“Big Spenders Beware: New York City Campaign Finance Board Is Watching”
Unlimited “independent expenditures” by SuperPACs in the 2012 presidential election are reminiscent of the Wild West-like 19th century before campaign spending was monitored and regulated. Back then, trunks of cash were spent on behalf of candidates, and few people knew the sources of this largess (of course, the beneficiaries knew; that was usually the point). Today, the Federal Election Commission supervises a highly regulated system for presidential and congressional candidates, as well as federal PACs and other political committees. Full disclosure by all such campaign committees, identifying their contributors and expenditures, is required regularly and posted on the Internet for all the world to see.

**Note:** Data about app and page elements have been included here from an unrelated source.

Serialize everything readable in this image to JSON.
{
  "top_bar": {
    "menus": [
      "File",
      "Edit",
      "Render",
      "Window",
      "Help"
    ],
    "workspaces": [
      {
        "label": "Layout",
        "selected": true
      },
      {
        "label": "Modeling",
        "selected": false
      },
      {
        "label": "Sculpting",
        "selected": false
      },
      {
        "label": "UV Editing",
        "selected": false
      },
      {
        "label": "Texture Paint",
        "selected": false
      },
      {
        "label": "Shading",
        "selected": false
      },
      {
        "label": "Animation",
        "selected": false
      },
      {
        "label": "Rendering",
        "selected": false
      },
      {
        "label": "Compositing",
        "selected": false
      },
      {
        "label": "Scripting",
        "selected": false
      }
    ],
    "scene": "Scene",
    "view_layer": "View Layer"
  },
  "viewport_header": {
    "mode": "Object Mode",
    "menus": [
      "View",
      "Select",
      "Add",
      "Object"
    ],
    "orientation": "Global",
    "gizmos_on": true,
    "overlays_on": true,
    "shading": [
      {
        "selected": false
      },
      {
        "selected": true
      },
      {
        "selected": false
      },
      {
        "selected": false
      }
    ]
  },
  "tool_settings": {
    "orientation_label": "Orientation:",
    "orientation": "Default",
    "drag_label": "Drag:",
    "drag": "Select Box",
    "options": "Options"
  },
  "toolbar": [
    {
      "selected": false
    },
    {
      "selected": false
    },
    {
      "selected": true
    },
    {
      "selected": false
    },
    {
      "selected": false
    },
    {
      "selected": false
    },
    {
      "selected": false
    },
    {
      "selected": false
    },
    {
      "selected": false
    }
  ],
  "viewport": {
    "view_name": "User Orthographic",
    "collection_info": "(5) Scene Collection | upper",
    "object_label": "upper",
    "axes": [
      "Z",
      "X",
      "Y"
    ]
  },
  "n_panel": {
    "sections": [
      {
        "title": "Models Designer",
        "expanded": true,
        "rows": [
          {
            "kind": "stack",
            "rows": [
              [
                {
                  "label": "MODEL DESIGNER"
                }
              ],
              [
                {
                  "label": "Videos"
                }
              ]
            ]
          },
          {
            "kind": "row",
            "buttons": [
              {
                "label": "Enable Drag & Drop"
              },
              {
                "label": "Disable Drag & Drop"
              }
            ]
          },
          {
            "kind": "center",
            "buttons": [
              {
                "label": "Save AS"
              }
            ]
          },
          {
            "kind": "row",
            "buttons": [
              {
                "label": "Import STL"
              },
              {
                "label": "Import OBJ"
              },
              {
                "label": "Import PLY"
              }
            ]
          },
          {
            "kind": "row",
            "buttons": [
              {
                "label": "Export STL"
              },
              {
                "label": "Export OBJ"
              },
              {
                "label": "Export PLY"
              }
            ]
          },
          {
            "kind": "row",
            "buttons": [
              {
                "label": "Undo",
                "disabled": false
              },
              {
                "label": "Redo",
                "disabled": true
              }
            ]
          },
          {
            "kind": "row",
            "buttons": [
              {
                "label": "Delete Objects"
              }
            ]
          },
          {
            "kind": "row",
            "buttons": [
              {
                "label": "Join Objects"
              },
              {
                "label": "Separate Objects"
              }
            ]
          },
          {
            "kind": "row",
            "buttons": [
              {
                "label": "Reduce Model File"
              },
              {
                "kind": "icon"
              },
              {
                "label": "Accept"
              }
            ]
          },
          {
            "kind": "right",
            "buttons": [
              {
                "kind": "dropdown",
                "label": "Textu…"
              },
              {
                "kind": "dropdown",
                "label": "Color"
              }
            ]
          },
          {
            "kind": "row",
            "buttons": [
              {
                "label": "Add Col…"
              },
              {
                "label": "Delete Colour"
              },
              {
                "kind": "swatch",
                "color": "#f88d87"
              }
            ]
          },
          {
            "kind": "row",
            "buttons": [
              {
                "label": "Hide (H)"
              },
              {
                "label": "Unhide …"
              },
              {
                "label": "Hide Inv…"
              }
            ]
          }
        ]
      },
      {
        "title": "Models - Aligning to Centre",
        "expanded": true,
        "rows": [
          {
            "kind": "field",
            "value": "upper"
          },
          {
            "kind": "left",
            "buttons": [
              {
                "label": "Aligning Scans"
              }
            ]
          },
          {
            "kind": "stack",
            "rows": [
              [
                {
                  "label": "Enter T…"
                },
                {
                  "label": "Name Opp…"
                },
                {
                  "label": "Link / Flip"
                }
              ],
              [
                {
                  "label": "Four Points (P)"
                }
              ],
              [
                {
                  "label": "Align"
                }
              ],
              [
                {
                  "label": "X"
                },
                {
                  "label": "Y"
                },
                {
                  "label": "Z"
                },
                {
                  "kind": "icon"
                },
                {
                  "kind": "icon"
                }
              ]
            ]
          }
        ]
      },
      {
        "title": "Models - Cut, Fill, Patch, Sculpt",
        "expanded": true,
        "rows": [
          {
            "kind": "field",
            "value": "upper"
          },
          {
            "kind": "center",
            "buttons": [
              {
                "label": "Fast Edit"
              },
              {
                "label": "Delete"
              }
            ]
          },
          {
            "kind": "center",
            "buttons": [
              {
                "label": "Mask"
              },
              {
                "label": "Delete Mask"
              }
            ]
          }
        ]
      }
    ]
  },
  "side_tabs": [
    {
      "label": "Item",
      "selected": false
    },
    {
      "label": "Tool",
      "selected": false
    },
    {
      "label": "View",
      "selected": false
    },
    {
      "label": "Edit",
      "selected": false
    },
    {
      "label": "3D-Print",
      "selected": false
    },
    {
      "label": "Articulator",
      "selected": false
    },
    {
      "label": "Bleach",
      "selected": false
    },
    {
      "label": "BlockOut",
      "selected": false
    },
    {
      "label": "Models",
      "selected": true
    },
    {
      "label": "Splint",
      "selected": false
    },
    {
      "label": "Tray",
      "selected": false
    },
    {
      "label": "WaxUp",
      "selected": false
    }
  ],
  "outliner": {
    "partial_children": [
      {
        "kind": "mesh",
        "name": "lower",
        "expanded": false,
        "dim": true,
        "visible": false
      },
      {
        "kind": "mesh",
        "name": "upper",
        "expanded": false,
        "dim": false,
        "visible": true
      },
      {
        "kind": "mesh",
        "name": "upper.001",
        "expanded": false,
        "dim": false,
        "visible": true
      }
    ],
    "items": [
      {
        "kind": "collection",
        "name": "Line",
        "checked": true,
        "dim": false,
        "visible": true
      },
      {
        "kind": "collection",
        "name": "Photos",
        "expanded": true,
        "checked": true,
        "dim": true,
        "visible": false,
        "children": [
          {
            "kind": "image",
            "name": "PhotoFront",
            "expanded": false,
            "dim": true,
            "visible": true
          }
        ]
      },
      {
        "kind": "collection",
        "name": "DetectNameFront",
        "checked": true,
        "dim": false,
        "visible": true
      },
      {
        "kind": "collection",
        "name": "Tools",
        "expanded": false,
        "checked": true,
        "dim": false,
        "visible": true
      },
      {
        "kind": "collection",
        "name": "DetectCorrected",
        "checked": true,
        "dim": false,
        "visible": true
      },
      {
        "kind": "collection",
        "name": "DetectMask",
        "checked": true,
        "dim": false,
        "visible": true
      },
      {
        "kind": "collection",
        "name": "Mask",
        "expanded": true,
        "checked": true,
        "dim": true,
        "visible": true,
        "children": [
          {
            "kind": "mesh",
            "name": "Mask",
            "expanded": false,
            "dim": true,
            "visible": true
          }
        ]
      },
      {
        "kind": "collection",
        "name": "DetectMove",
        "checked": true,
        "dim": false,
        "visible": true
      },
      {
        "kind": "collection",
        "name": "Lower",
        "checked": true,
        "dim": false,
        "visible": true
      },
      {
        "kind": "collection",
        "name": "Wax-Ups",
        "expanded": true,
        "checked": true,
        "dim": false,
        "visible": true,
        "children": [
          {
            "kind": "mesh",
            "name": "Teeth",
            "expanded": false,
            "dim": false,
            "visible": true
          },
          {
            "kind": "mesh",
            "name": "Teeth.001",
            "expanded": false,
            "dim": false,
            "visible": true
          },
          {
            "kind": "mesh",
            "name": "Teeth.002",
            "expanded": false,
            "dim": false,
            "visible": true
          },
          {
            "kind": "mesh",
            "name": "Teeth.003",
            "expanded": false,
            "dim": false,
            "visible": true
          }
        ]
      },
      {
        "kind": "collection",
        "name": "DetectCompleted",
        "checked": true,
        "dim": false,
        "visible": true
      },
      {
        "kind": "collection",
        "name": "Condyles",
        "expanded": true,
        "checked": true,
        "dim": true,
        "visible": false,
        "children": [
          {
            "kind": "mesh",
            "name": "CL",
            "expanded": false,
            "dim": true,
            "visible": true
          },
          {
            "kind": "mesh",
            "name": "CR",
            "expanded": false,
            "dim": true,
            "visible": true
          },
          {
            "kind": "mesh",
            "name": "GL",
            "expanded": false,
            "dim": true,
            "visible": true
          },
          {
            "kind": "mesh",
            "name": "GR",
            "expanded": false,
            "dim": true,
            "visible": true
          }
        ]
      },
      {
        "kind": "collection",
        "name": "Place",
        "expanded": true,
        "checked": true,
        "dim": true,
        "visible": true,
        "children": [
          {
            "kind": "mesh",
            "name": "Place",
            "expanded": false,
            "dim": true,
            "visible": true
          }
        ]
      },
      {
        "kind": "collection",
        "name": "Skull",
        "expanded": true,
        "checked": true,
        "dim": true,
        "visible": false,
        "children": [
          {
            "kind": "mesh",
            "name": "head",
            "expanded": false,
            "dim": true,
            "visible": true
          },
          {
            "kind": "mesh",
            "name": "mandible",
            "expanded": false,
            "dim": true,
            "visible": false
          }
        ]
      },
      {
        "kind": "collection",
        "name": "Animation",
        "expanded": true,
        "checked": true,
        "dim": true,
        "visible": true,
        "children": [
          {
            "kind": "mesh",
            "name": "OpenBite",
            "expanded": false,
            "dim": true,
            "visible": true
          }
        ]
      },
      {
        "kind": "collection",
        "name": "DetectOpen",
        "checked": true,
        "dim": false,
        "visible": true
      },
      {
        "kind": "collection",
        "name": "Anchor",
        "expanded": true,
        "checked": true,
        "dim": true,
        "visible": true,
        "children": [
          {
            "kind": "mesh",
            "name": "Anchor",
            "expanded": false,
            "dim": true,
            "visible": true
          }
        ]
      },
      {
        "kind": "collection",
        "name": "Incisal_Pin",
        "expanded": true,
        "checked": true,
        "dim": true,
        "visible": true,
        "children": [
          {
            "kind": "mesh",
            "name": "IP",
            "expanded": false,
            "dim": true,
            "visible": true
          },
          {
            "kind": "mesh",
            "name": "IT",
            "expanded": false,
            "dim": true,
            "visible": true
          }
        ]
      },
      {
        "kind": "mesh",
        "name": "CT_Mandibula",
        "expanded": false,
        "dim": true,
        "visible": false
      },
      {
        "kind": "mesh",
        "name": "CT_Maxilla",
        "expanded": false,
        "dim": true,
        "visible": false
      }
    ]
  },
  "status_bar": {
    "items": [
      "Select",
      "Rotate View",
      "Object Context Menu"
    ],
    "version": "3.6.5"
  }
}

Similarly, in New York City, with the adoption in the 1980s of a public matching funds program for candidates who raise a specified number of contributions from their putative constituents, the Campaign Finance Board (CFB) maintains a very rigorous disclosure and enforcement program.
After all, each candidate receives taxpayer money at the rate of 6:1 for each dollar raised. Thus, the CFB is authorized to ensure that campaigns receiving and spending public monies are in full compliance with the campaign finance law.